Suffering from frequent nosebleeds, photographer, filmmaker and collage artist Giancarlo LaGuerta’s, blood from his nose would sometimes come gushing out during his sleep. “This meant that I would choke on the blood sometimes before being jolted from my dreams.” The first few times the blood came gushing from his nostrils his mother was alarmed as the flow was heavy, “it would sometimes take half an hour to stop the bleeding, which felt like hours.”
The bleeding would sometimes interfere with my dreams in some kind of way if I didn’t wake up as soon as it started. My dreams, which were “colourful” enough as they were (I was a child), would often take a dark turn in the last few moments before I woke up and I think that is sort of what I was trying to reimagine with this project.
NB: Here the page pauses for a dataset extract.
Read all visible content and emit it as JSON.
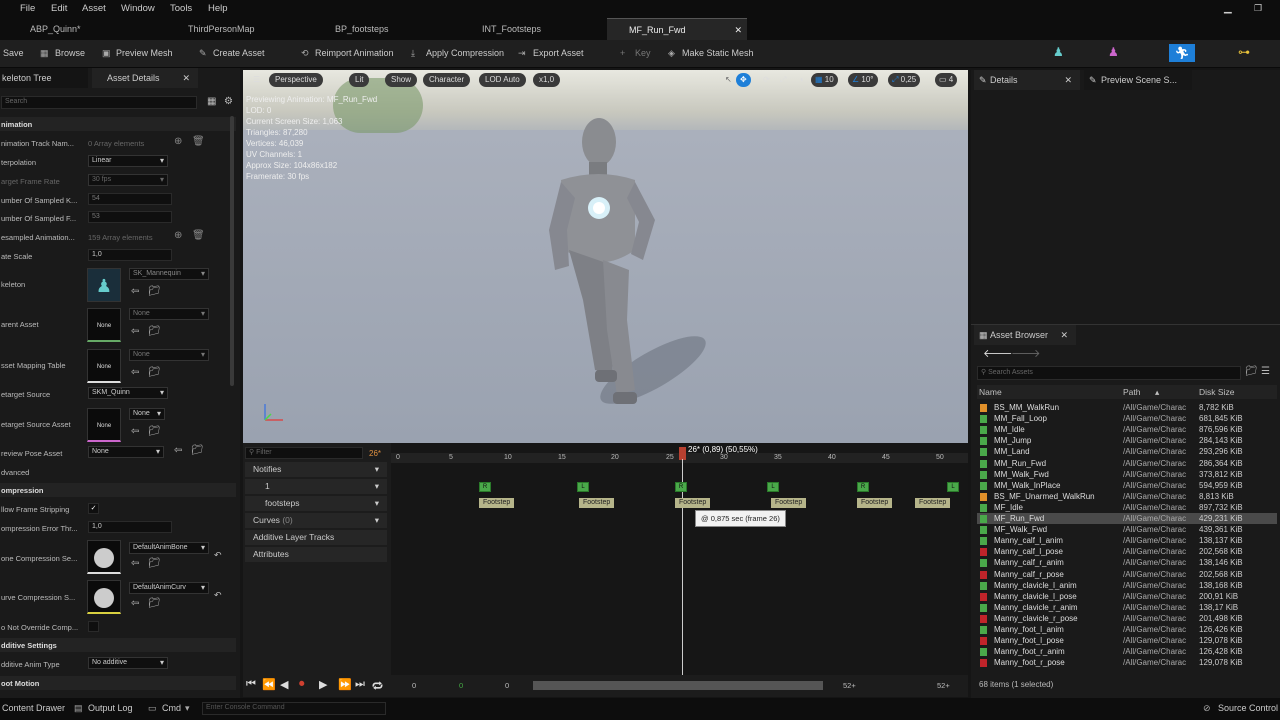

Canary yellow letters stand bold on a soot black background reminding me of Goosebumps cover art. But what takes centre stage is what is depicted below the eerie lettering. A face photo-shopped and placed upside down on a neck reminiscent of a Frankensteinesque body. The blood vessels nestled tightly under the skin appear to be climbing out to the surface and illuminating the skin in a red glow. And that’s when nudity steps in–fitting into this tale of horror by location–Botswana, a country that is known for its conservativism. The photo story provokes these conservative notions with the horror of unashamed self-expression. Making use of positive film images results in ghostly near demonic silhouettes. Arms raised in a ritualistic manner. Is this body of work then a commentary not only on conservative notions but the representation of black bodies in mainstream horror?
The tropes used in representing black people in mainstream cinema cannot be divorced from their representation in mainstream horror. As paraphrased from Kemi Alemoru, they oftentimes play the role of the sassy sidekick. This can be seen in characters such as Jada Pinkett Smith’s portrayal in Scream 2. Here her character embodies personality expressions such as being obnoxious and loud. Her death even becoming comical. The reverse of this is a lack of character development due to dying early on or only serving the purpose of aiding the white protagonist.
As stated by Alemoru Spike Lee came up with the term ‘Magical Negro’ to place emphasis on the trope of the black spiritualist as a plot devise of complicity. Stanley Kubrick’s The Shining acts as an example. Dick Hallorann in this “cinematic horror classic” uses his special supernatural powers to bail out the little white kid Danny (the protagonist Jack’s son). And what does Dick get in return for saving Danny you might ask? Well, he is dismissed as a “nigger cook” and not only that, Jack later on axes him to death (one of the first characters to die in the film).
Black bodies are decentralised and if ever centralised they are made out to be violent (men), promiscuous (women) or demonised. These tropes play out no differently in mainstream horror and an issue is of course that what we consume on-screen infiltrates into the subconscious actively perpetuating negative stereotypes towards certain bodies. With Bleeding in the Dark Giancarlo and his team actively subvert not only gender expression and freedom of self-expression but the representation of black people in mainstream horror.
Photographer, Art Director, Post Production & Stylist: Giancarlo LaGuerta
Stylist: Eva Maria Fernanda LaGuerta